Not that I was really thinking about ANY of that last night as I kicked and jumped up and down and skanked (as best I could in sandals) to the music at Crazy Dave's.  I had a thought while dancing (or maybe it was the beer doing the thinking for me): music is the equalizer.  I came of age in a time where women in the scene were just as welcome as the men.  That may have been because we were all blinded by the same pain and singing about it similarly so none of us saw the finer details of our features.  But no one excluded me from the mosh pits.  In fact, it was the one place chivalry was still alive.  Grown men used their bodies to barricade me from the more thrashy among us.  A dozen pairs of strangers' hands supported another stranger's body overhead to give him the experience of flying, or maybe being carted away to his own funeral.  Hard to say.  
OLZ sang Gloria Gaynor's "I Will Survive".  I have never identified with that song.  It was not my anthem.  My generation was not forecasting we would survive.  We already had (thanks, of course, to the ladies of Gaynor's time).  What was my generation forecasting?  We weren't.  We were practicing being in the moment.  We were flirting with violence and death in those mosh pits.  We were raging against a machine.  We had survived, but for what?  We we asking ourselves this more and more, using each other as punching bags and the ropes all at once.  

DECEMBER 20th, Friday

Outside the Firefly, food is charged at a premium, and there is so little variety.  I'm beginning to think of rum as a either a condiment (there at the top of the food pyramid, "Eat these foods sparingly") or a side dish.  It is everywhere.

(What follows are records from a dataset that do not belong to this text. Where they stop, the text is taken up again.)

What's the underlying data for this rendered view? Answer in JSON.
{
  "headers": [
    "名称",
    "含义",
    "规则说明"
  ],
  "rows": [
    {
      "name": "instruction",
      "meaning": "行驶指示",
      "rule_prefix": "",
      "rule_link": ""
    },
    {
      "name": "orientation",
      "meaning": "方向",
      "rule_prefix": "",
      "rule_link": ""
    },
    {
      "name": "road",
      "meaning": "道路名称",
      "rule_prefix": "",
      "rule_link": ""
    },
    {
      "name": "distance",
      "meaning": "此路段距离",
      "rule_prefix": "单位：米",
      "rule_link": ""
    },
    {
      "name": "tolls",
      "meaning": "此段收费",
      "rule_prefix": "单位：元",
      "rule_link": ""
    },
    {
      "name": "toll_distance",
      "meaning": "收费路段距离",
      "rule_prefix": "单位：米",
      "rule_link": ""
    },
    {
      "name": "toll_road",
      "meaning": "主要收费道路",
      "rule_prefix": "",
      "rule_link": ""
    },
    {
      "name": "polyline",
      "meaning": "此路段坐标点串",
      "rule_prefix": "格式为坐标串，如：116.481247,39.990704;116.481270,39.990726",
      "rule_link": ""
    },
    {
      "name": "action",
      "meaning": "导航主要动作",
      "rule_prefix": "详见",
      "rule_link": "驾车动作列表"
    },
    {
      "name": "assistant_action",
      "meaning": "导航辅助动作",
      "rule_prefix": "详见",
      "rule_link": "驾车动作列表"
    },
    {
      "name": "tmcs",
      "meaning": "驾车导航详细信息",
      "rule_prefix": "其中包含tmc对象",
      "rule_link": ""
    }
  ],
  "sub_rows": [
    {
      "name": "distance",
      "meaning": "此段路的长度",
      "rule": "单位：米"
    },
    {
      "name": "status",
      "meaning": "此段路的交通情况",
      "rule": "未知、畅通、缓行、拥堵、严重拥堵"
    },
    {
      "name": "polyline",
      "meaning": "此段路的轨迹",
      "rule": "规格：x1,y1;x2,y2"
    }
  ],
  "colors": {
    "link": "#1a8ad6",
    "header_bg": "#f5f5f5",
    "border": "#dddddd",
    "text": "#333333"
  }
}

It tastes watered down to me.  It goes down smoothly, evaporates off the tongue quickly.  The decision to drink it is an economic one- it's cheaper than water. When alcohol becomes about economics, no one wins.

There is a man here from our corner of the earth who will be starting a brewery on the island, and is married to a Panamanian woman (the smiling, giggling type, a roly poly good housewife/good chef type who neither understands nor needs her husband's constant shower of compliments couched in good natured ribbing).  He offers us a taste of the mediocre white bread he's come into town for, a moist and sweet airy white bread.  Nothing special, and most importantly, nothing you couldn't find up north. He seemed the type to take comfort in that sort of thing, soft white bread that gave way under your pinch, and a woman who smiled at him no matter how bad the joke.  He told us about a restaurant, an Argentine place.  He told us they had vegetables, real vegetables, and in a brief moment of solidarity, we all swooned and sighed longingly for the sweet taste of broccoli.

Always we attract the ones that claim they "talk too much".  But always they are full of the best stories.  Always they hold the most wisdom.  Ricardo's first wife died in an airplane crash.  There is something about the Caribbean.  Nothing is ever as it seems.  Do I believe him?  Or is this one more tale like the price of the water taxi?  Some days it is three dollars, others it is five.  All things shift and change here.  Nothing is fixed.  There is no point in having things be stationary.  The world here demands that you bend, flex, accept that sometimes four days of storms will crowd out sunny skies.